Photo Essay: Ptah-Sokar-Ausir Nears Completion
The completed color on the inner panel showing the God Ptah-Sokar-Ausir rising before the Henu Ark: on the icon panel of “Ptah-Sokar-Ausir“~ an original Kemetic icon by master iconographer Ptahmassu Nofra-Uaa/ Panel 1 of The Sacred West Triptych
Several months of intense labor are almost reaching their end as this week sees the final touching up on the inner icon panel or “deity house”, and the beginning of work on the outer panel. There are noticeable “holes” still to fill on the inner panel, but these are the settings for the precious and semi-precious stones (onyx, sardonyx, obsidian, opal, and fire opal) and Austrian crystal elements that will grace the netjer’s regalia and the five-pointed gold stars within the pet, “sky” hieroglyph above the netjer’s head.

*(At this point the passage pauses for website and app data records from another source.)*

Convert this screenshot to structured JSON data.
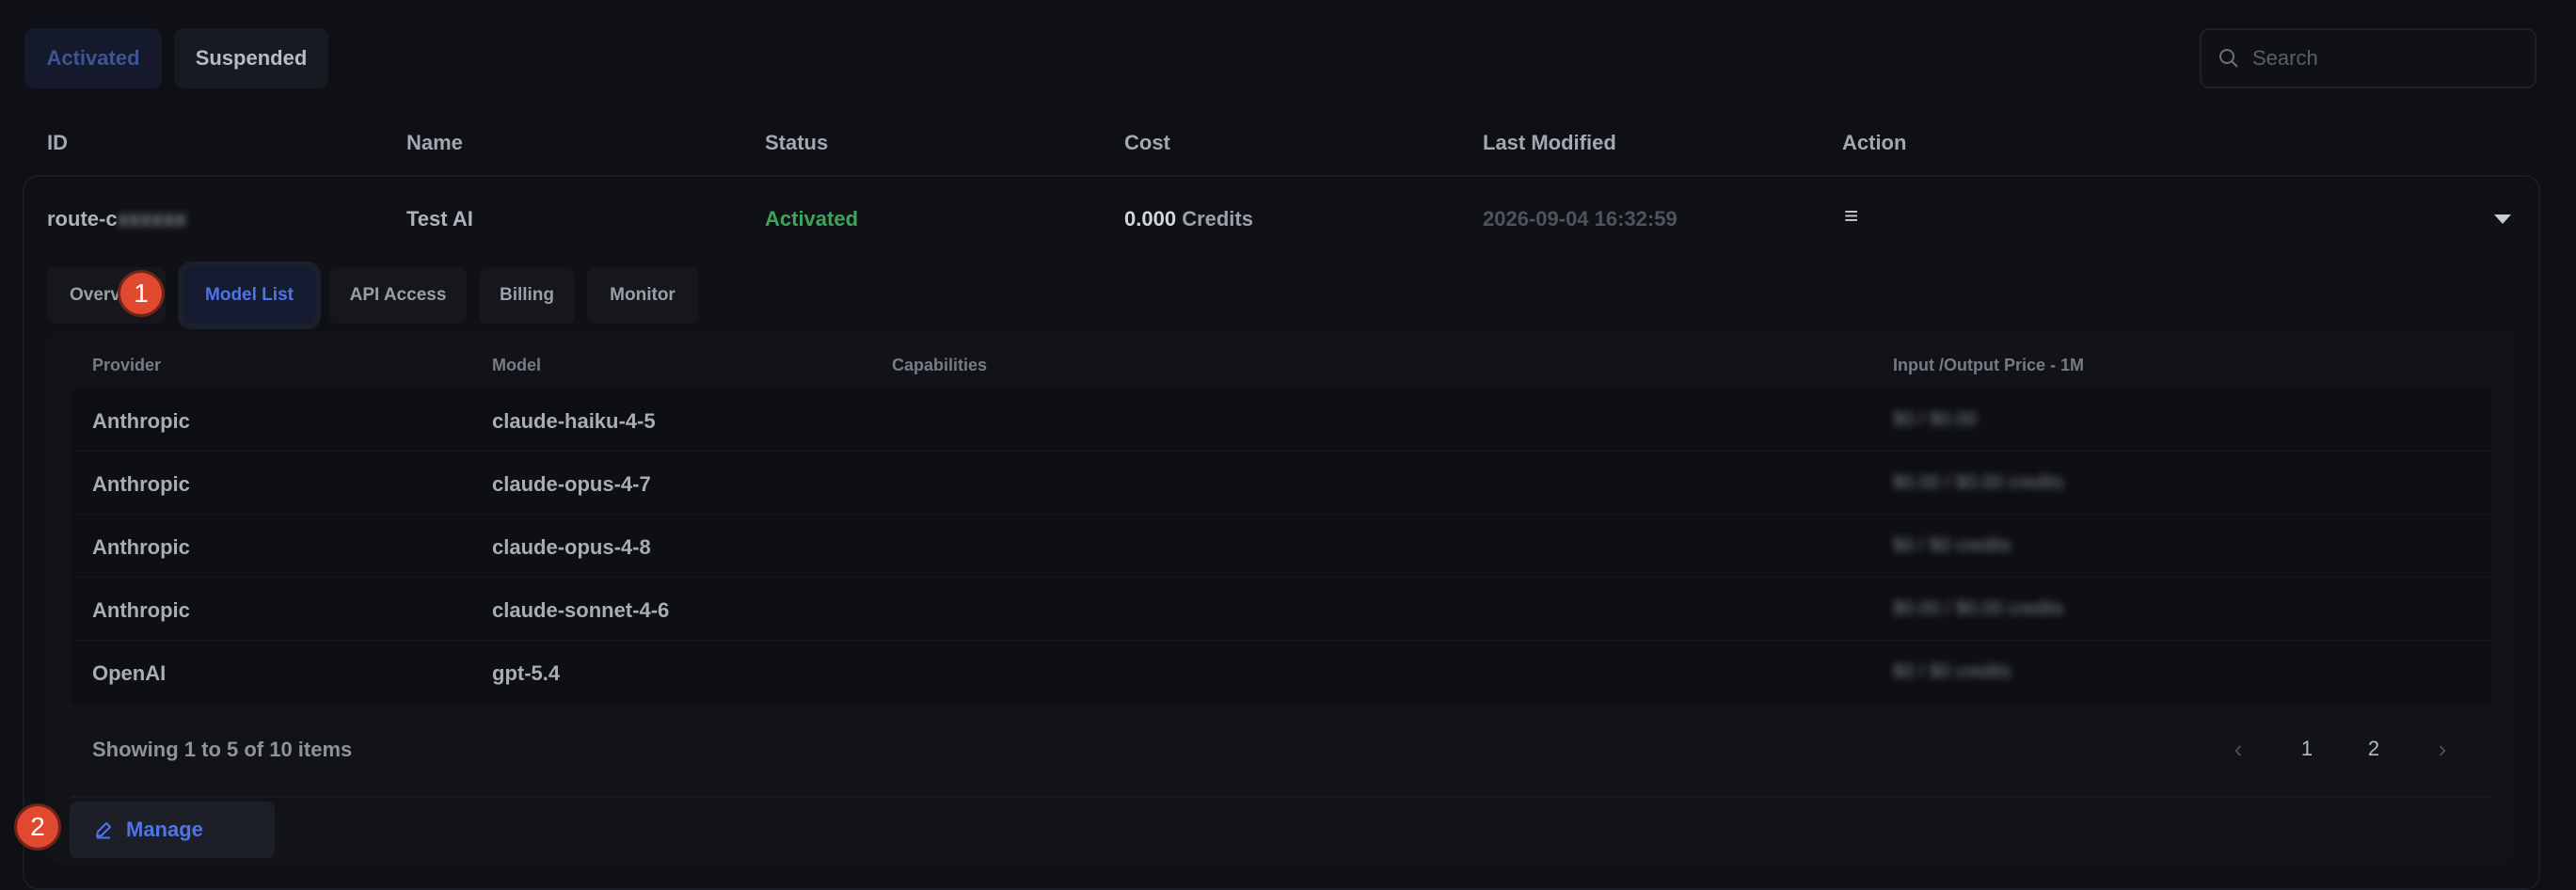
{
  "filter_tabs": [
    {
      "label": "Activated"
    },
    {
      "label": "Suspended"
    }
  ],
  "search": {
    "placeholder": "Search"
  },
  "columns": [
    "ID",
    "Name",
    "Status",
    "Cost",
    "Last Modified",
    "Action"
  ],
  "route": {
    "id_prefix": "route-c",
    "id_masked": "xxxxxx",
    "name": "Test AI",
    "status": "Activated",
    "cost_value": "0.000",
    "cost_unit": "Credits",
    "last_modified": "2026-09-04 16:32:59",
    "action_icon": "≡"
  },
  "sub_tabs": [
    {
      "label": "Overv"
    },
    {
      "label": "Model List"
    },
    {
      "label": "API Access"
    },
    {
      "label": "Billing"
    },
    {
      "label": "Monitor"
    }
  ],
  "model_table": {
    "headers": [
      "Provider",
      "Model",
      "Capabilities",
      "Input /Output Price - 1M"
    ],
    "rows": [
      {
        "provider": "Anthropic",
        "model": "claude-haiku-4-5",
        "price": "$0 / $0.00"
      },
      {
        "provider": "Anthropic",
        "model": "claude-opus-4-7",
        "price": "$0.00 / $0.00 credits"
      },
      {
        "provider": "Anthropic",
        "model": "claude-opus-4-8",
        "price": "$0 / $0 credits"
      },
      {
        "provider": "Anthropic",
        "model": "claude-sonnet-4-6",
        "price": "$0.00 / $0.00 credits"
      },
      {
        "provider": "OpenAI",
        "model": "gpt-5.4",
        "price": "$0 / $0 credits"
      }
    ]
  },
  "pagination": {
    "summary": "Showing 1 to 5 of 10 items",
    "pages": [
      "1",
      "2"
    ],
    "prev_icon": "‹",
    "next_icon": "›"
  },
  "manage_button": {
    "label": "Manage"
  },
  "annotations": {
    "badge1": "1",
    "badge2": "2"
  }
}
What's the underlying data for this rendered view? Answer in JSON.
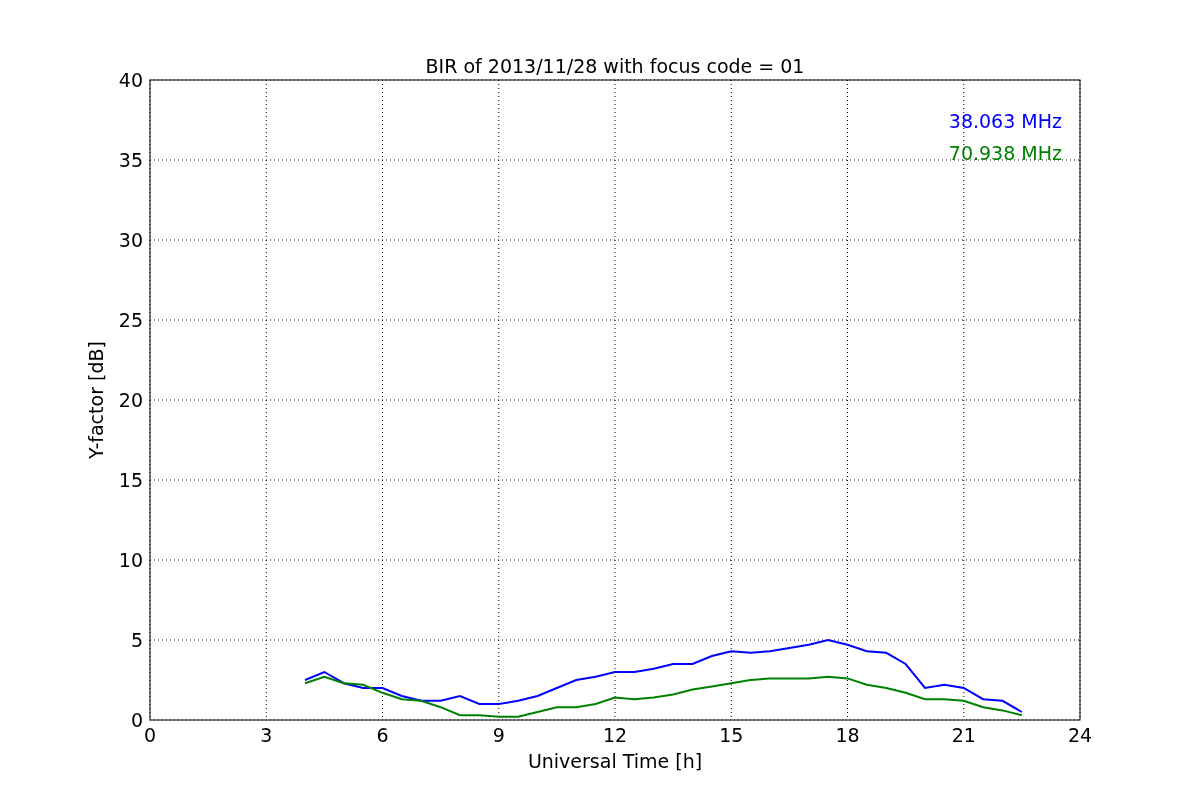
{
  "chart": {
    "chart_data": {
      "type": "line",
      "title": "BIR of 2013/11/28 with focus code = 01",
      "xlabel": "Universal Time [h]",
      "ylabel": "Y-factor [dB]",
      "x": [
        4,
        4.5,
        5,
        5.5,
        6,
        6.5,
        7,
        7.5,
        8,
        8.5,
        9,
        9.5,
        10,
        10.5,
        11,
        11.5,
        12,
        12.5,
        13,
        13.5,
        14,
        14.5,
        15,
        15.5,
        16,
        16.5,
        17,
        17.5,
        18,
        18.5,
        19,
        19.5,
        20,
        20.5,
        21,
        21.5,
        22,
        22.5
      ],
      "series": [
        {
          "name": "38.063 MHz",
          "color": "#0000ff",
          "values": [
            2.5,
            3,
            2.3,
            2,
            2,
            1.5,
            1.2,
            1.2,
            1.5,
            1,
            1,
            1.2,
            1.5,
            2,
            2.5,
            2.7,
            3,
            3,
            3.2,
            3.5,
            3.5,
            4,
            4.3,
            4.2,
            4.3,
            4.5,
            4.7,
            5,
            4.7,
            4.3,
            4.2,
            3.5,
            2,
            2.2,
            2,
            1.3,
            1.2,
            0.5
          ]
        },
        {
          "name": "70.938 MHz",
          "color": "#008000",
          "values": [
            2.3,
            2.7,
            2.3,
            2.2,
            1.7,
            1.3,
            1.2,
            0.8,
            0.3,
            0.3,
            0.2,
            0.2,
            0.5,
            0.8,
            0.8,
            1,
            1.4,
            1.3,
            1.4,
            1.6,
            1.9,
            2.1,
            2.3,
            2.5,
            2.6,
            2.6,
            2.6,
            2.7,
            2.6,
            2.2,
            2,
            1.7,
            1.3,
            1.3,
            1.2,
            0.8,
            0.6,
            0.3
          ]
        }
      ],
      "grid": true,
      "xlim": [
        0,
        24
      ],
      "ylim": [
        0,
        40
      ],
      "xticks": [
        0,
        3,
        6,
        9,
        12,
        15,
        18,
        21,
        24
      ],
      "yticks": [
        0,
        5,
        10,
        15,
        20,
        25,
        30,
        35,
        40
      ]
    }
  }
}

The creation of this icon is far from being the straightforward layering of paint on a panel; this is a highly intricate work of craftsmanship involving a number of materials and techniques, including the build up of detailed bas-reliefs using liquid gesso, gilding with 22 karat gold, and final installment of precious and semi-precious stones. In total, this icon will have demanded more than eight months of dedicated work when the completed panel is ready for museum archival framing, and ritual awakening as a true cult image inhabited by the deity.
My current work on the outer panel has begun with the arrangement of the sacred texts comprising the netjer’s primary names and epithets, which are first sketched out lightly in pencil before being built up into intricate raised reliefs in gesso, and then gilded with 22 karat gold. In the center position on both sides of the outer panel, a rearing cobra goddess encircles the space where highly polished scarab beetle cabochons of Indian sardonyx will be set in gold. Once the gilding of the hieroglyphs has been completed, the entire outer panel will be detailed with pigment of genuine lapis lazuli.
Below is a set of (non-professional) pictures taken from varying angles and in differing light sources (both natural and artificial), showing the completed inner panel of the Ptah-Sokar-Ausir icon, and the outer panel with the beginnings of the hieroglyphs sketched lightly in pencil.